Judith - I am moving to the Washington DC area. Not quite Jerusalem, but I'll make it.

Anonymous said...

Just in time for the cherry blossoms, which, makes me a bit sad thinking about what the Japanese are going through.

Anyway, good luck!


Anonymous said...

I miss your posts and wherever you are, I hope you are happy. I really do


Anonymous said...,7340,L-4083429,00.html

just discovered your blog..I love it! I saw this article tonight, thought you might be interested :)

really great writing! and thank you for your service to Israel! Hope you start up again with the blog some time soon!

Anna said...

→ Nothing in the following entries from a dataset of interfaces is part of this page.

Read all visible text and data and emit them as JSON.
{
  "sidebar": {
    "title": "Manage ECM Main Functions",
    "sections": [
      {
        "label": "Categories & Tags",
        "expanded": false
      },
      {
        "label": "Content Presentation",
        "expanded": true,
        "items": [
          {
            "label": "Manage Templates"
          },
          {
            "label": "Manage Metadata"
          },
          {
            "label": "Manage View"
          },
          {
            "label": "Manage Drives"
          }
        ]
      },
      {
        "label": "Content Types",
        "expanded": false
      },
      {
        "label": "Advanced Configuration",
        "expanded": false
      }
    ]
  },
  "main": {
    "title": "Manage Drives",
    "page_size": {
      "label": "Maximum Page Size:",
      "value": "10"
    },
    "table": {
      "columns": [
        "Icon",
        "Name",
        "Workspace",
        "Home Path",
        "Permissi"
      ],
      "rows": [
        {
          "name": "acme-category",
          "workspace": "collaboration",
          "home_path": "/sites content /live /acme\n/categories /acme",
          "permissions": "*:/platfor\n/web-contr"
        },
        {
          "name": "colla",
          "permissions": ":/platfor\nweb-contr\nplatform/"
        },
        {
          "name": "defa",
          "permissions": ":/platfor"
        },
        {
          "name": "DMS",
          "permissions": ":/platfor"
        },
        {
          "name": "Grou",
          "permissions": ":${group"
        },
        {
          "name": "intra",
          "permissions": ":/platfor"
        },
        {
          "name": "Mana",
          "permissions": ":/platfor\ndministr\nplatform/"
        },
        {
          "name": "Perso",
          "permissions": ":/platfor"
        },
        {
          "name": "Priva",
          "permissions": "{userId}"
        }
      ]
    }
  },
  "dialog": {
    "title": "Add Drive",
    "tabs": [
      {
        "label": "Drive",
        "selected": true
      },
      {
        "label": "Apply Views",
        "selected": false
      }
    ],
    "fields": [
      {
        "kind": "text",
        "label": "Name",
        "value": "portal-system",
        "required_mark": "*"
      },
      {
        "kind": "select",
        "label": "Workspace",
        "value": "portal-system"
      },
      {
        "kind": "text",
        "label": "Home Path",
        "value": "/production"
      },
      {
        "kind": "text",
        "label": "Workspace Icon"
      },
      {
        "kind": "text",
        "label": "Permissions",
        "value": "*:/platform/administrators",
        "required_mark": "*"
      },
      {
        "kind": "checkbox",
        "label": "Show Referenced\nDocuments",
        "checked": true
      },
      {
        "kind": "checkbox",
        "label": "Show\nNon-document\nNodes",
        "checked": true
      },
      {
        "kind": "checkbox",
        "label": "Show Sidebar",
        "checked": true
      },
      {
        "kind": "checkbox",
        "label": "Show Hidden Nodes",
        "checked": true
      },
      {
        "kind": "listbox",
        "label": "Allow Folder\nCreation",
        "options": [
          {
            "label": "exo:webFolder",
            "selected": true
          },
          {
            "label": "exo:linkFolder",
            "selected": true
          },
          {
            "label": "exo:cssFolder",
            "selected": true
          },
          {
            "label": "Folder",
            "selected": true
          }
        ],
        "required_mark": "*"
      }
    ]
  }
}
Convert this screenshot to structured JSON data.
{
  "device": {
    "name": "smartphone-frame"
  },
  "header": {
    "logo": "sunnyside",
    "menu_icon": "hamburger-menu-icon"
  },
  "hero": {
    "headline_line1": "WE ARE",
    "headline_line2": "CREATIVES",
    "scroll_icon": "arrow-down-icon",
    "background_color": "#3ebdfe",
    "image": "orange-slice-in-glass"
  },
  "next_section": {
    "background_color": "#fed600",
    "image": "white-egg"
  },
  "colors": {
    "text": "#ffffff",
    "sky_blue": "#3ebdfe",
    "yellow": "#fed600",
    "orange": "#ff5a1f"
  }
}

Just wanted to say thanks. I just recently found your blog, and have enjoyed (heckishly so!) reading about your experiences.

And this is coming from a young Scandinavian girl, who really hasn't got anything to do with Israel. I guess I'm just troubled about the Israeli-Palestinian conflict.

Thanks for sharing all this.

- A

Israeli by Day said...

Anonymous posts and Anna - thanks a lot for the compliments and I hope you enjoy reading. I miss the army and my friends immensely, but it's a really nice feeling to still have an audience for my old writings. Thanks again!

Ben said...

Great posts. Good luck in the ezrachut!

Anonymous said...

Outstanding!!! כל הכבוד לך My daughter just made aliyah and will be enlisting in the next few months. Tzav Rishon was today. I've been reading a lot of the entries and just can't shut off my computer! Thank you! I'm sure she will be reading with the same interest as mine. Your writing will help her as she also finds her way as a lone soldier. Wish I'd have done this when I could have, but גם אני ישן, יותר מדי

Israeli by Day said...

Ben - Thanks! Ezrachut is definitely way harder than the army.

Anonymous - Thanks for your post. Good luck to your daughter, and definitely know that she'll have the time of her life. Don't hesitate to shoot me an email if you have any questions (the email address is in my profile on here).

miss said...

I miss this blog! It was a great read, especially when I was making my own way in Israel. I'm no longer there, but rereading your posts has brought on a wave of nostalgia. I hope your life post-blog has been nothing short of wonderful!

Israeli by Day said...

Sam - Thanks for the comment. I also get some nostalgia when I reread some of these posts. I'm going to catch up on your blog! Have fun over there in England.

Anonymous said...

Chag Kasher VeSameach
Still miss your blog immensely
Please, take care, Danny

Unknown said...

Hi, Danny. After all these years I am still missing your blog. Vivianne Bakola, Greece.